For a will to be valid, you must understand what you own. When making a will, you should list your assets and what you’d like to happen with each asset when you die. You must be able to read the will document, understand and approve the contents of it, and be satisfied that it contains your final wishes. You must also understand that the document itself is a will, and what this means. Of course, the number and the size of assets we own throughout life changes as we buy and sell houses, cars, furniture, jewellery and other items. So it’s important to update your will regularly to reflect these changes.
Finally, there are the legal formalities of a will document. The formal requirements for the execution of a Will in Queensland are set out in section 10 of the Succession Act 1981.

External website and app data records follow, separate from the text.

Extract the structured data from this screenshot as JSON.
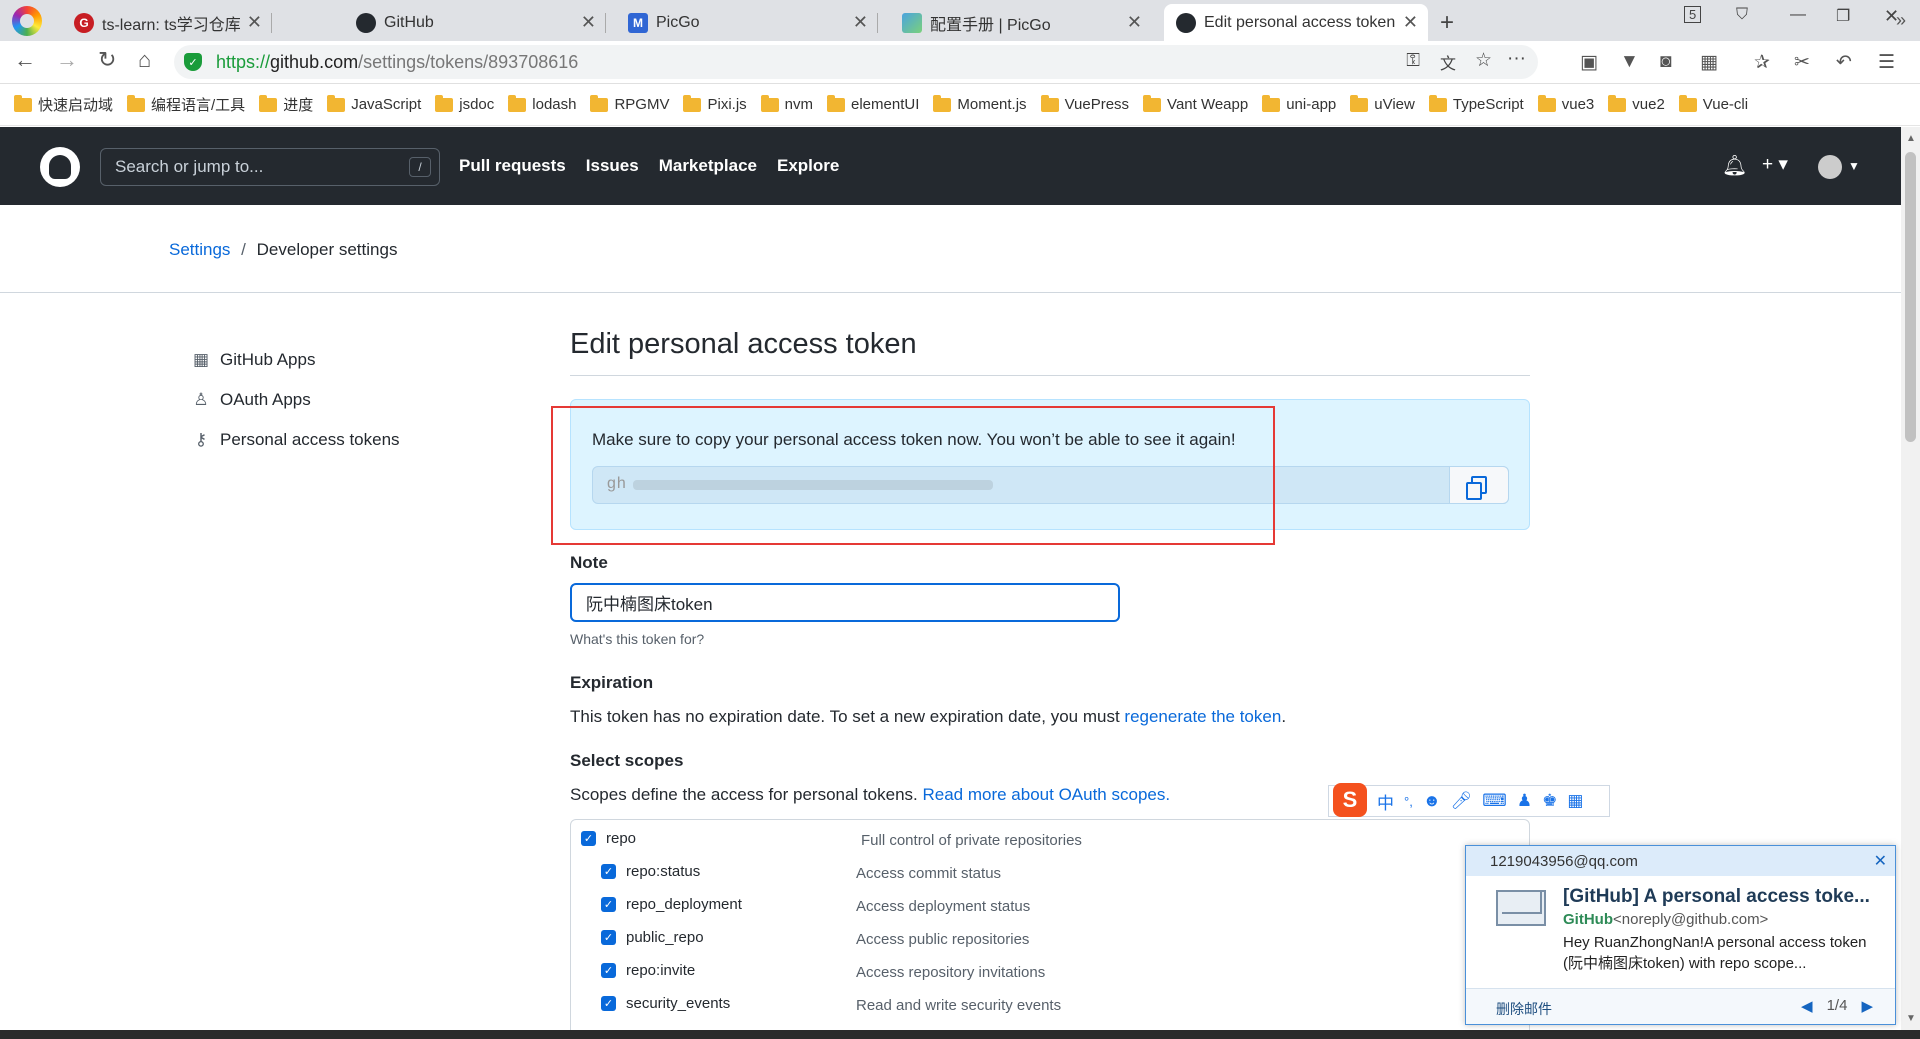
{
  "browser": {
    "tabs": [
      {
        "label": "ts-learn: ts学习仓库",
        "icon": "gitee-icon"
      },
      {
        "label": "GitHub",
        "icon": "github-icon"
      },
      {
        "label": "PicGo",
        "icon": "picgo-icon"
      },
      {
        "label": "配置手册 | PicGo",
        "icon": "picgo-docs-icon"
      },
      {
        "label": "Edit personal access token",
        "icon": "github-icon",
        "active": true
      }
    ],
    "new_tab": "+",
    "tab_count": "5",
    "url": {
      "scheme": "https://",
      "host": "github.com",
      "path": "/settings/tokens/893708616"
    },
    "bookmarks": [
      "快速启动域",
      "编程语言/工具",
      "进度",
      "JavaScript",
      "jsdoc",
      "lodash",
      "RPGMV",
      "Pixi.js",
      "nvm",
      "elementUI",
      "Moment.js",
      "VuePress",
      "Vant Weapp",
      "uni-app",
      "uView",
      "TypeScript",
      "vue3",
      "vue2",
      "Vue-cli"
    ],
    "bookmarks_more": "»"
  },
  "github": {
    "search_placeholder": "Search or jump to...",
    "search_key": "/",
    "nav": [
      "Pull requests",
      "Issues",
      "Marketplace",
      "Explore"
    ],
    "plus": "+ ▾"
  },
  "breadcrumb": {
    "root": "Settings",
    "sep": "/",
    "current": "Developer settings"
  },
  "sidebar": [
    {
      "label": "GitHub Apps",
      "icon": "apps-grid-icon"
    },
    {
      "label": "OAuth Apps",
      "icon": "person-icon"
    },
    {
      "label": "Personal access tokens",
      "icon": "key-icon"
    }
  ],
  "main": {
    "title": "Edit personal access token",
    "flash": "Make sure to copy your personal access token now. You won’t be able to see it again!",
    "token_prefix": "gh",
    "note_label": "Note",
    "note_value": "阮中楠图床token",
    "note_hint": "What's this token for?",
    "expiration_label": "Expiration",
    "expiration_text": "This token has no expiration date. To set a new expiration date, you must ",
    "expiration_link": "regenerate the token",
    "expiration_end": ".",
    "scopes_label": "Select scopes",
    "scopes_text": "Scopes define the access for personal tokens. ",
    "scopes_link": "Read more about OAuth scopes.",
    "scopes": [
      {
        "name": "repo",
        "desc": "Full control of private repositories",
        "checked": true
      },
      {
        "name": "repo:status",
        "desc": "Access commit status",
        "checked": true
      },
      {
        "name": "repo_deployment",
        "desc": "Access deployment status",
        "checked": true
      },
      {
        "name": "public_repo",
        "desc": "Access public repositories",
        "checked": true
      },
      {
        "name": "repo:invite",
        "desc": "Access repository invitations",
        "checked": true
      },
      {
        "name": "security_events",
        "desc": "Read and write security events",
        "checked": true
      }
    ]
  },
  "ime": {
    "logo": "S",
    "mode": "中",
    "punct": "°,"
  },
  "mail": {
    "account": "1219043956@qq.com",
    "subject": "[GitHub] A personal access toke...",
    "from_name": "GitHub",
    "from_addr": "<noreply@github.com>",
    "body": "Hey RuanZhongNan!A personal access token (阮中楠图床token) with repo scope...",
    "delete": "删除邮件",
    "pager": "1/4"
  },
  "colors": {
    "accent": "#0969da",
    "header": "#24292f",
    "flash_bg": "#ddf4ff",
    "highlight": "#e53935"
  }
}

Your will must be in writing and must be signed by you. You must sign your will in the presence of at least two witnesses who will also sign to state that you have signed correctly. By signing your will, you have confirmed that you understand and approve of the contents of your willl and wish for it to be finalised. It is also very important that you date when your will has been signed. Keep in mind that those witnessing your will should not be anyone receiving anything from your will, therefore no beneficiaries are allowed to witness. The signatures must be at the end of the will and if the will is amended or changed in any way, the signature process must occur again.
If you haven’t completed these steps, you may have what’s known as an informal will. Where there is an informal will, often the court must decide whether to grant probate for an informal will.
Since 2006, suicide notes, computer files, audio recordings, unsigned handwritten notes and DVD recordings have been declared as wills. When making a will, it’s best to be thoughtful about making a document that is as clear as possible – requiring a court to interpret your last wishes is often time-consuming and costly.
Making a Will that is Challenged
A will can be challenged if it has not been signed or witnessed, if the person writing the will was unsure and unaware of what he was signing too or writing and even if they had not intention of making a will. A will can also be challenged if they did not know what was said or approved of what was said within the will. In some cases, the person may be pressured into signing the will or the signature was forged. There are many more instances in which a will can be challenged, hence why it is so important to ensure that you have created your will correctly.
If you are unsure on how exactly to write a will or what assets to include, it is best you seek legal advice. You can begin by seeking legal advice here. It is always more cost-effective to obtain legal advice about making a will, rather than waiting until it is too late and your loved ones find themselves embroiled in a court battle.